Availability by variety
The term Asian pear describes a large group of pear varieties having crisp,
juicy fruit. When mature, the fruit are good to eat when harvested or for
several months after picking if held in cold storage. The crisp texture of an
Asian pear remains unchanged after picking or storage, unlike the flesh of
European pears such as Bartlett or Comice. There are three types of Asian pear:
round or flat fruit with green to yellow skin; round or flat fruit with
bronze-colored skin and a light bronze-russet; and pear-shaped fruit with green
or russet skin.
Pear, common name for about 20 species of trees of a genus in the rose family,
and for their fruit. The common pear is native to Europe; the Chinese sand pear
is native to the Orient. Both species are extensively cultivated for their fruit
in cool, humid, temperate regions throughout the world.
Under cultivation, standard pear trees attain heights of up to 9 m (30 ft),
with trunks 30 cm (12 in) or more in diameter. The leaves are oval and simple
and, unlike those of the apple, smooth and glossy. The white flowers, which are
borne in umbels, have five sepals, five petals, many stamens, and a single pistil.
The fruit is a pome, juicier than the apple, and varying from apple-shaped to
teardrop-shaped. Among different varieties, the thin skin varies in color from
light yellow and green through red and brown. The thick flesh varies in flavor
among different varieties. In young, unripe common pears, and in young and
mature Chinese sand pears, the flesh contains numerous gritty cells called stone
Pears are gathered from the trees before they are completely ripe and are
allowed to ripen in storage. Cold retards ripening, and heat speeds it. Pears
are eaten fresh and canned.
Commercial pear production in the United States averages about 700,000 metric
tons annually. The best North American pear-growing districts are in
California, Washington, and Oregon and, to a lesser degree, in the
northern United States from New England to the Great Lakes and in lower Canada.
Pears are grown extensively in home orchards in the United States.
Most pear varieties may be grown in either standard or dwarf sizes. Dwarf pears
are propagated by grafting a pear scion on a quince stock. Angoul?e, Elizabeth,
Louis Bonne, and Deal pears are desirable dessert varieties usually cultivated
as dwarfs. Anjou, Boussoc, and Tyson pears are about equally good in either
standard or dwarf sizes. Bosc, Washington, and Dix pears are usually grown as
dwarfs by a type of grafting called double working, in which stocks are grafted
onto stocks that have previously been dwarfed by grafting on quince. Bartlett,
Seckel, and Doyenn?pears are usually grown in standard sizes.
Basic Nutritional Facts: Pears contain about 16 percent carbohydrate and

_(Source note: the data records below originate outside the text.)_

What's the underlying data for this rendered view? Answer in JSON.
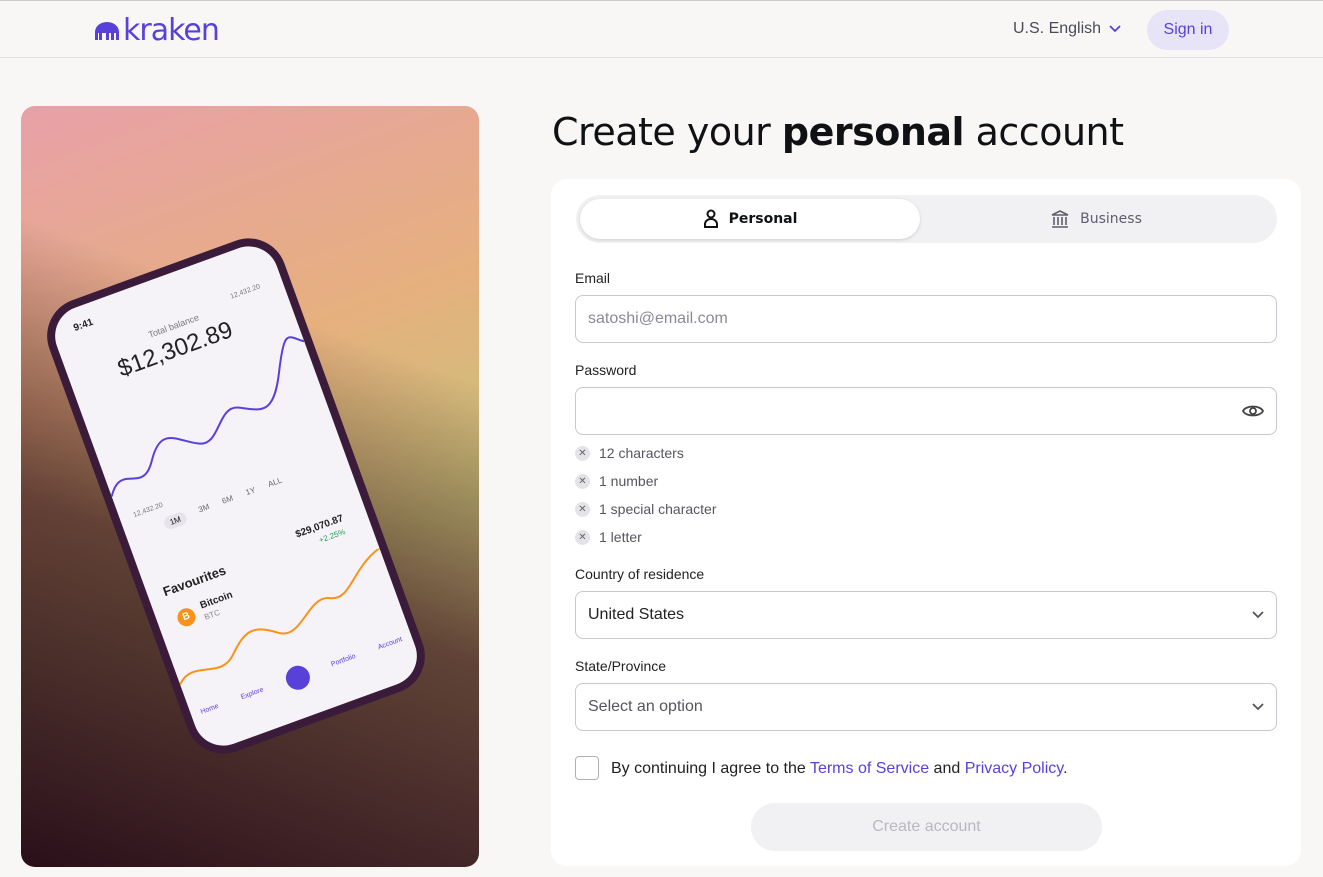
{
  "header": {
    "brand": "kraken",
    "language": "U.S. English",
    "sign_in": "Sign in"
  },
  "colors": {
    "brand": "#5741d9",
    "background": "#f8f7f6"
  },
  "phone": {
    "time": "9:41",
    "balance_label": "Total balance",
    "balance": "$12,302.89",
    "high": "12,432.20",
    "low": "12,432.20",
    "ranges": [
      "1M",
      "3M",
      "6M",
      "1Y",
      "ALL"
    ],
    "favourites": "Favourites",
    "coin": "Bitcoin",
    "ticker": "BTC",
    "price": "$29,070.87",
    "change": "+2.25%",
    "nav": [
      "Home",
      "Explore",
      "Portfolio",
      "Account"
    ]
  },
  "page": {
    "title_pre": "Create your ",
    "title_bold": "personal",
    "title_post": " account"
  },
  "tabs": [
    {
      "label": "Personal",
      "icon": "person-icon",
      "active": true
    },
    {
      "label": "Business",
      "icon": "bank-icon",
      "active": false
    }
  ],
  "form": {
    "email_label": "Email",
    "email_placeholder": "satoshi@email.com",
    "password_label": "Password",
    "password_rules": [
      "12 characters",
      "1 number",
      "1 special character",
      "1 letter"
    ],
    "country_label": "Country of residence",
    "country_value": "United States",
    "state_label": "State/Province",
    "state_placeholder": "Select an option",
    "agree_pre": "By continuing I agree to the ",
    "terms": "Terms of Service",
    "agree_mid": " and ",
    "privacy": "Privacy Policy",
    "agree_post": ".",
    "submit": "Create account"
  }
}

negligible amounts of fat and protein. They are good sources of the B-complex
vitamins and also contain vitamin C; in addition, they contain small amounts of
phosphorus and iodine.
Detailed nutritional informatin can be found by searching the
USDA Nutritional Database
. Enter "Asian Pear" (no quotes) as the keyword and select the link and report
Pears belong to the family Rosaceae. The common pear is classified as Pyrus
communis and the Chinese sand pear as Pyrus pyrifolia.